"They want to reach out to other women and ask them how they handled a situation ... that's why I belong to a lot of business networking groups — particularly for women. We take the time to sit down and say, ‘What issues have people run into with their businesses?' For some women, it may be the first time they've owned a business or even the first time anyone in their family has owned a business."
How will women entrepreneurs influence the Central Minnesota economy in the years to come, and what's your role with it?
"I think we're already seeing and will continue to see more of the small boutiques and shops. We're still going to have the big-box stores, but I think we're going to have more and more small shops and that's going to have a huge impact on St. Cloud if we can continue to do it.
"Other markets have seen that, where you have vintage stores and antique stores. If we continue to help those small businesses grow, that will bring people to St. Cloud. It would be great if St. Cloud could be known as a place to come to for those kinds of shops.
"I've always thought the downtown area is a resource we don't use enough. It's always been a place people have driven away from to get home. Let's bring people downtown and have things on the weekends and in the evenings. Those are all economic drivers."
Education: Bachelor of arts, legal studies and social welfare, University of Wisconsin-Madison; Juris Doctor, Hamline University School of Law.
FYI: Lund was a litigation law clerk for the League of Minnesota Cities in St. Paul while she was in law school at Hamline.
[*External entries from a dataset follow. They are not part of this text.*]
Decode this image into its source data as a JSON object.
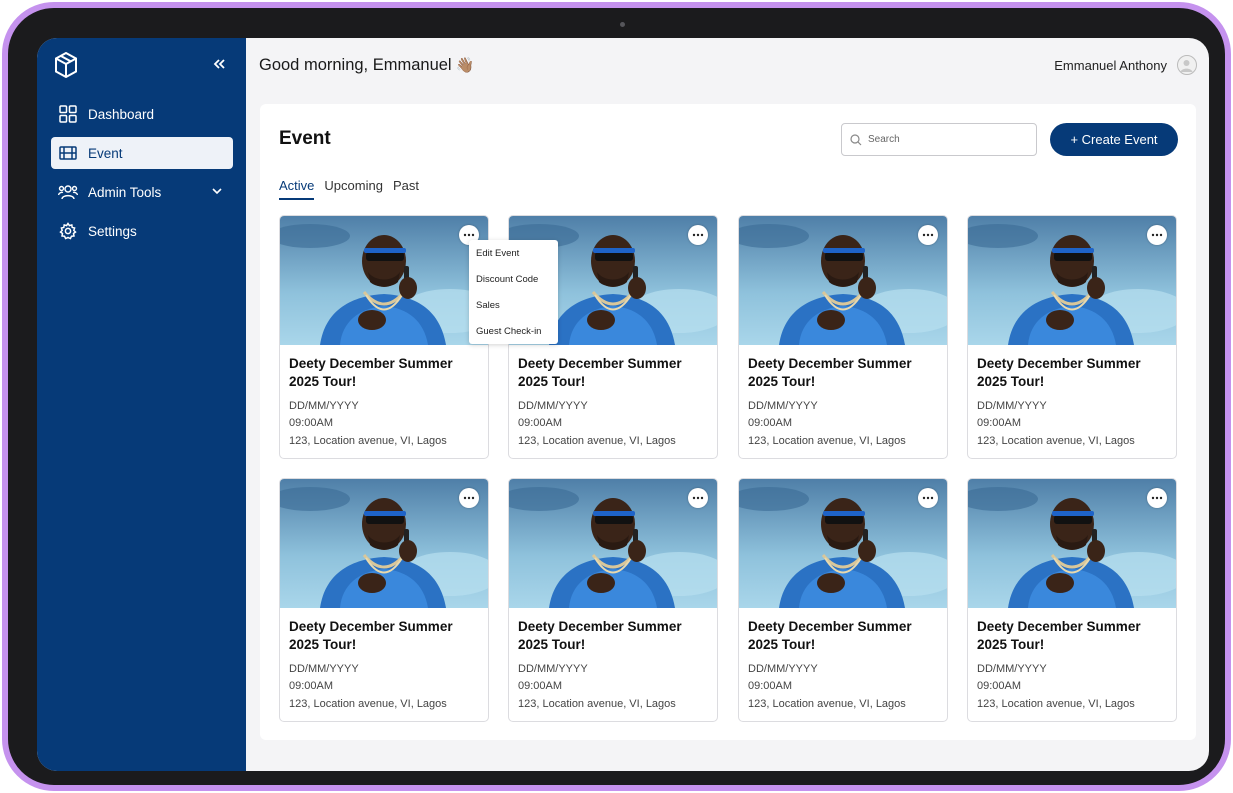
{
  "colors": {
    "brand": "#063a78",
    "device_frame": "#c592ee"
  },
  "sidebar": {
    "collapse_icon": "chevrons-left-icon",
    "items": [
      {
        "label": "Dashboard",
        "icon": "grid-icon",
        "active": false
      },
      {
        "label": "Event",
        "icon": "film-icon",
        "active": true
      },
      {
        "label": "Admin Tools",
        "icon": "users-icon",
        "active": false,
        "has_chevron": true
      },
      {
        "label": "Settings",
        "icon": "gear-icon",
        "active": false
      }
    ]
  },
  "header": {
    "greeting": "Good morning, Emmanuel",
    "wave_emoji": "👋🏽",
    "user_name": "Emmanuel Anthony"
  },
  "main": {
    "title": "Event",
    "search_placeholder": "Search",
    "create_button": "+ Create Event",
    "tabs": [
      {
        "label": "Active",
        "active": true
      },
      {
        "label": "Upcoming",
        "active": false
      },
      {
        "label": "Past",
        "active": false
      }
    ],
    "events": [
      {
        "title": "Deety December Summer 2025 Tour!",
        "date": "DD/MM/YYYY",
        "time": "09:00AM",
        "location": "123, Location avenue, VI, Lagos"
      },
      {
        "title": "Deety December Summer 2025 Tour!",
        "date": "DD/MM/YYYY",
        "time": "09:00AM",
        "location": "123, Location avenue, VI, Lagos"
      },
      {
        "title": "Deety December Summer 2025 Tour!",
        "date": "DD/MM/YYYY",
        "time": "09:00AM",
        "location": "123, Location avenue, VI, Lagos"
      },
      {
        "title": "Deety December Summer 2025 Tour!",
        "date": "DD/MM/YYYY",
        "time": "09:00AM",
        "location": "123, Location avenue, VI, Lagos"
      },
      {
        "title": "Deety December Summer 2025 Tour!",
        "date": "DD/MM/YYYY",
        "time": "09:00AM",
        "location": "123, Location avenue, VI, Lagos"
      },
      {
        "title": "Deety December Summer 2025 Tour!",
        "date": "DD/MM/YYYY",
        "time": "09:00AM",
        "location": "123, Location avenue, VI, Lagos"
      },
      {
        "title": "Deety December Summer 2025 Tour!",
        "date": "DD/MM/YYYY",
        "time": "09:00AM",
        "location": "123, Location avenue, VI, Lagos"
      },
      {
        "title": "Deety December Summer 2025 Tour!",
        "date": "DD/MM/YYYY",
        "time": "09:00AM",
        "location": "123, Location avenue, VI, Lagos"
      }
    ],
    "context_menu": [
      "Edit Event",
      "Discount Code",
      "Sales",
      "Guest Check-in"
    ]
  }
}
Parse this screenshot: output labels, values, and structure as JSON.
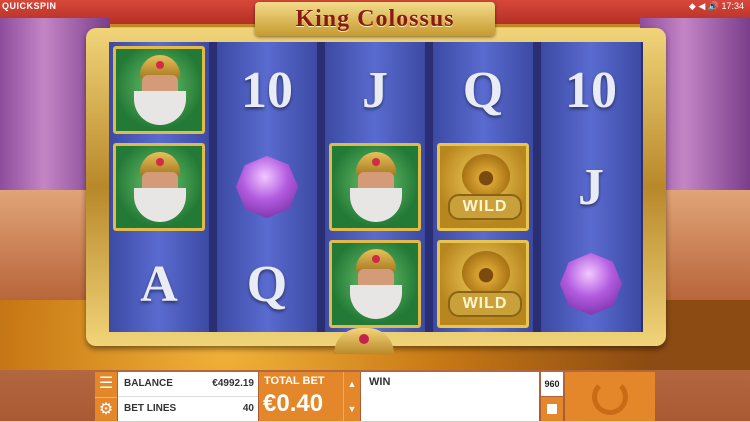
{
  "brand": "QUICKSPIN",
  "status": {
    "icons": "◆ ◀ 🔊",
    "time": "17:34"
  },
  "title": "King Colossus",
  "reels": [
    [
      {
        "type": "king",
        "name": "king-symbol"
      },
      {
        "type": "king",
        "name": "king-symbol"
      },
      {
        "type": "letter",
        "value": "A"
      }
    ],
    [
      {
        "type": "letter",
        "value": "10"
      },
      {
        "type": "gem",
        "name": "purple-gem-symbol"
      },
      {
        "type": "letter",
        "value": "Q"
      }
    ],
    [
      {
        "type": "letter",
        "value": "J"
      },
      {
        "type": "king",
        "name": "king-symbol"
      },
      {
        "type": "king",
        "name": "king-symbol"
      }
    ],
    [
      {
        "type": "letter",
        "value": "Q"
      },
      {
        "type": "wild",
        "value": "WILD"
      },
      {
        "type": "wild",
        "value": "WILD"
      }
    ],
    [
      {
        "type": "letter",
        "value": "10"
      },
      {
        "type": "letter",
        "value": "J"
      },
      {
        "type": "gem",
        "name": "purple-gem-symbol"
      }
    ]
  ],
  "panel": {
    "balance_label": "BALANCE",
    "balance_value": "€4992.19",
    "bet_lines_label": "BET LINES",
    "bet_lines_value": "40"
  },
  "total_bet": {
    "label": "TOTAL BET",
    "value": "€0.40"
  },
  "win": {
    "label": "WIN"
  },
  "autoplay_count": "960",
  "colors": {
    "accent": "#e4872a",
    "reel": "#4a5ac0",
    "frame_gold": "#d9b552",
    "title_red": "#8a1b12"
  },
  "icons": {
    "menu": "menu-icon",
    "settings": "gear-icon",
    "spin": "spin-arrow-icon",
    "stop": "stop-icon",
    "up": "chevron-up-icon",
    "down": "chevron-down-icon"
  }
}
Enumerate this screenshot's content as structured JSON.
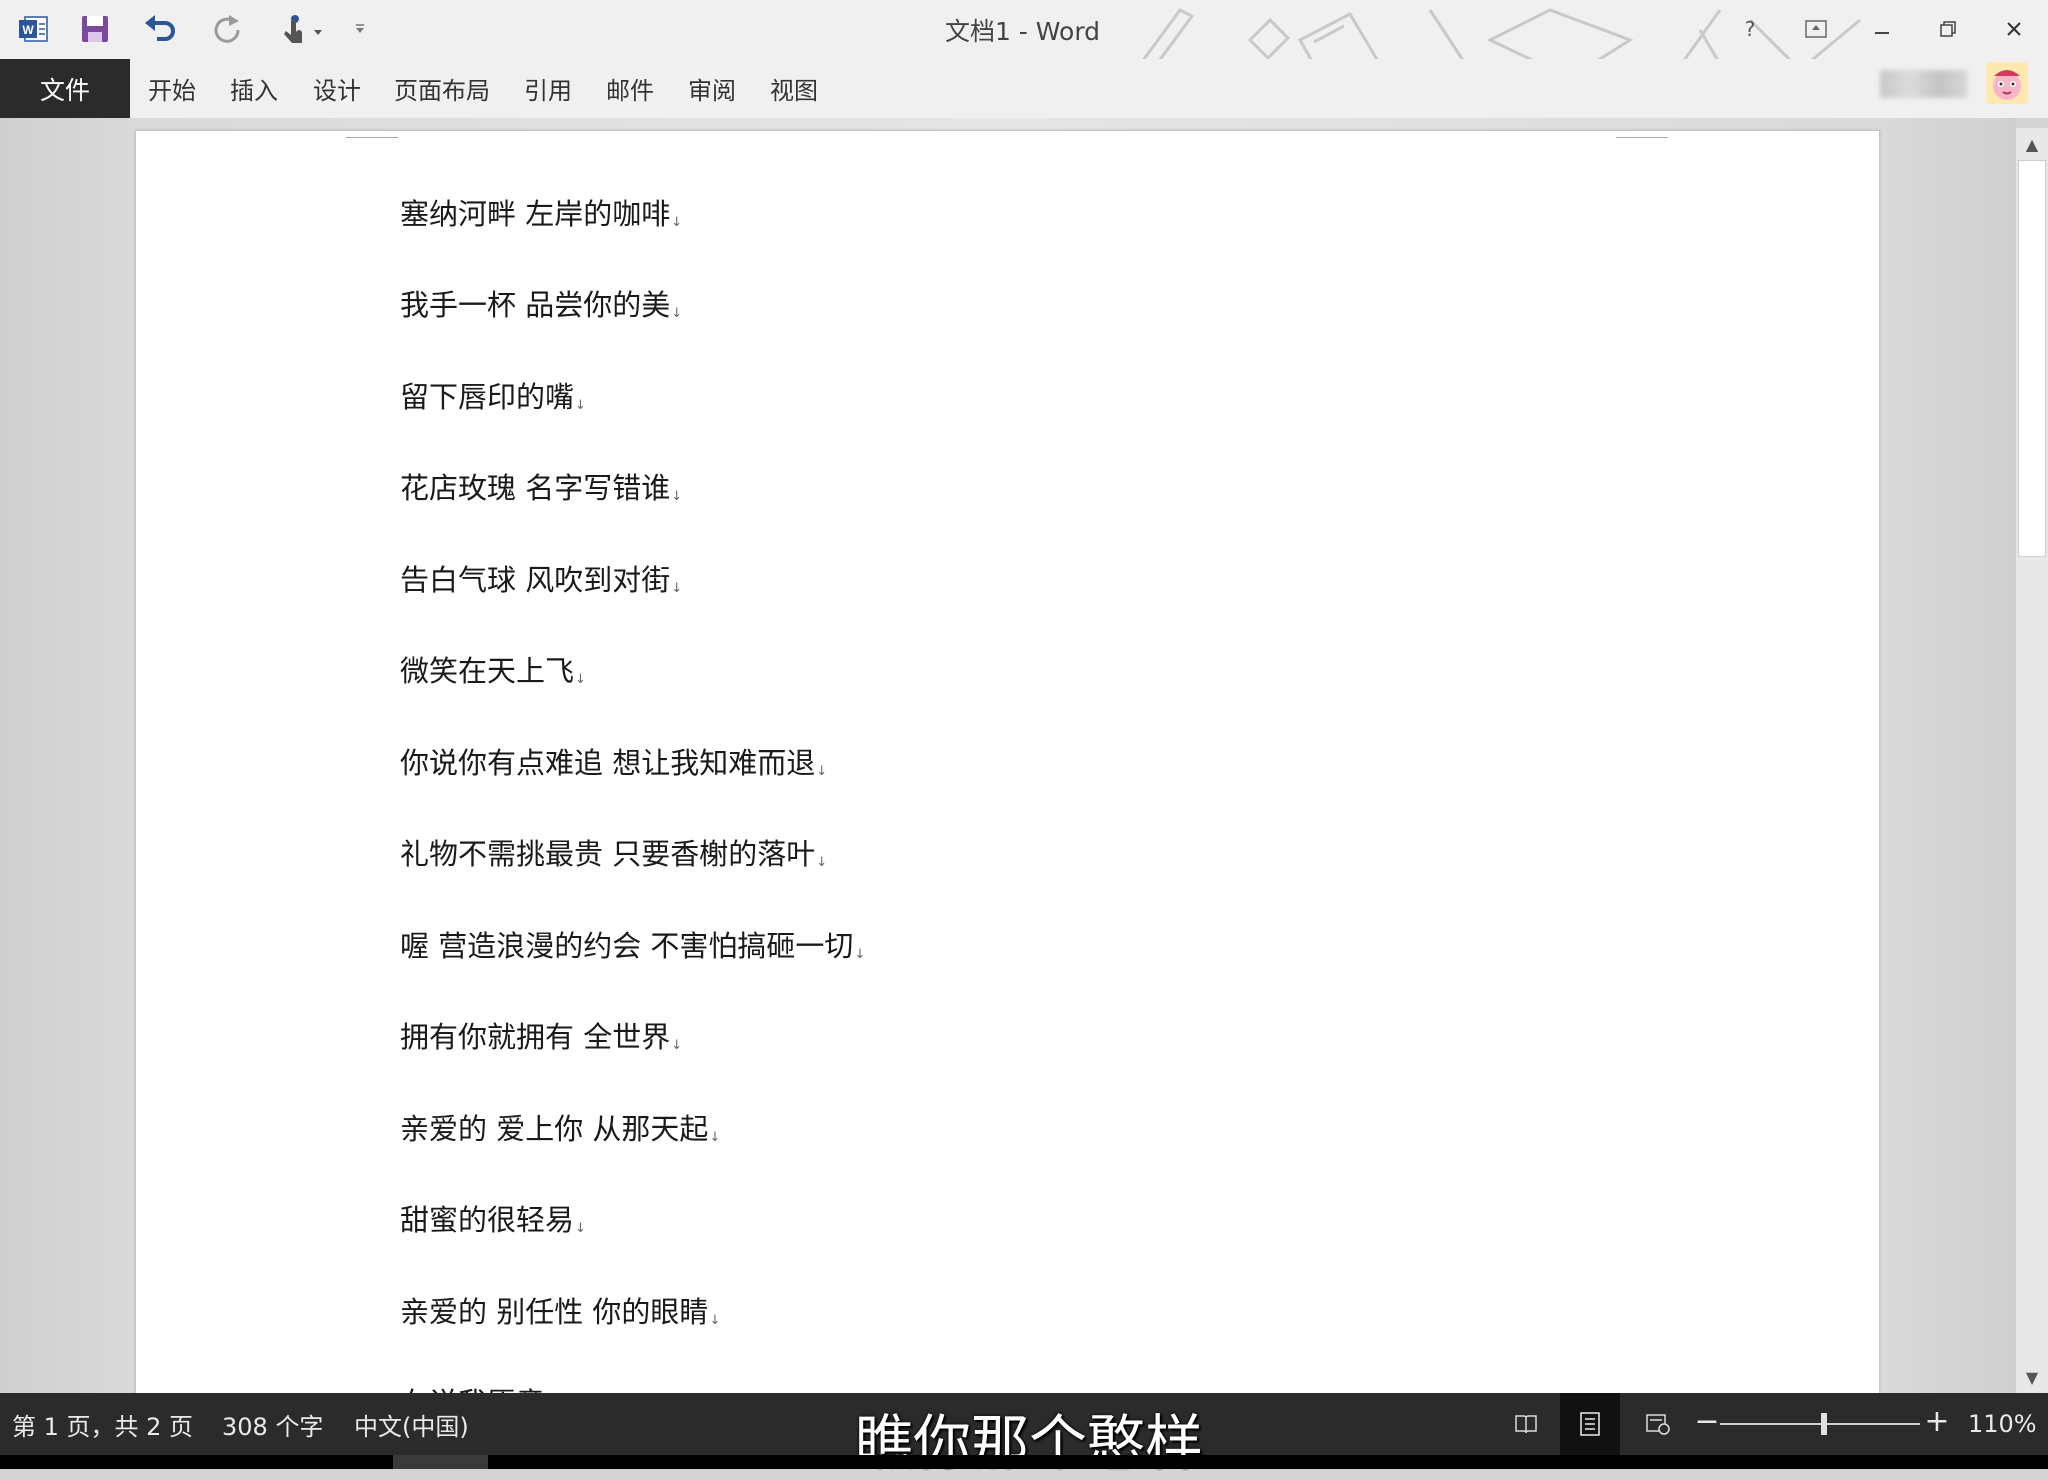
{
  "window": {
    "title": "文档1 - Word",
    "help": "?"
  },
  "ribbon": {
    "file_tab": "文件",
    "tabs": [
      "开始",
      "插入",
      "设计",
      "页面布局",
      "引用",
      "邮件",
      "审阅",
      "视图"
    ]
  },
  "document": {
    "lines": [
      "塞纳河畔  左岸的咖啡",
      "我手一杯  品尝你的美",
      "留下唇印的嘴",
      "花店玫瑰  名字写错谁",
      "告白气球  风吹到对街",
      "微笑在天上飞",
      "你说你有点难追  想让我知难而退",
      "礼物不需挑最贵  只要香榭的落叶",
      "喔  营造浪漫的约会  不害怕搞砸一切",
      "拥有你就拥有  全世界",
      "亲爱的  爱上你  从那天起",
      "甜蜜的很轻易",
      "亲爱的  别任性  你的眼睛",
      "在说我愿意"
    ],
    "paragraph_mark": "↓"
  },
  "statusbar": {
    "page_info": "第 1 页，共 2 页",
    "word_count": "308 个字",
    "language": "中文(中国)",
    "zoom": "110%",
    "zoom_minus": "−",
    "zoom_plus": "+",
    "zoom_fraction": 0.52
  },
  "overlay": {
    "caption": "瞧你那个憨样"
  },
  "colors": {
    "word_blue": "#2b579a",
    "save_purple": "#7b4a9e",
    "file_tab_bg": "#2b2b2b",
    "status_bg": "#2b2b2b"
  }
}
She served as a judicial law clerk in Olmsted County before joining Franz Hultgren Evenson, P.A. in 2010.
She focuses on helping female entrepreneurs with business/employment law and helps victims of domestic abuse with family law by providing reduced-fee and pro bono legal services for women at Anna Marie's Alliance. She is president of Business Women of Central Minnesota, treasurer for the Central Minnesota Chapter of Minnesota Women Lawyers and serves as a high school mock trial judge for the Minnesota State Bar Association. Find more at www.nfclaw.com.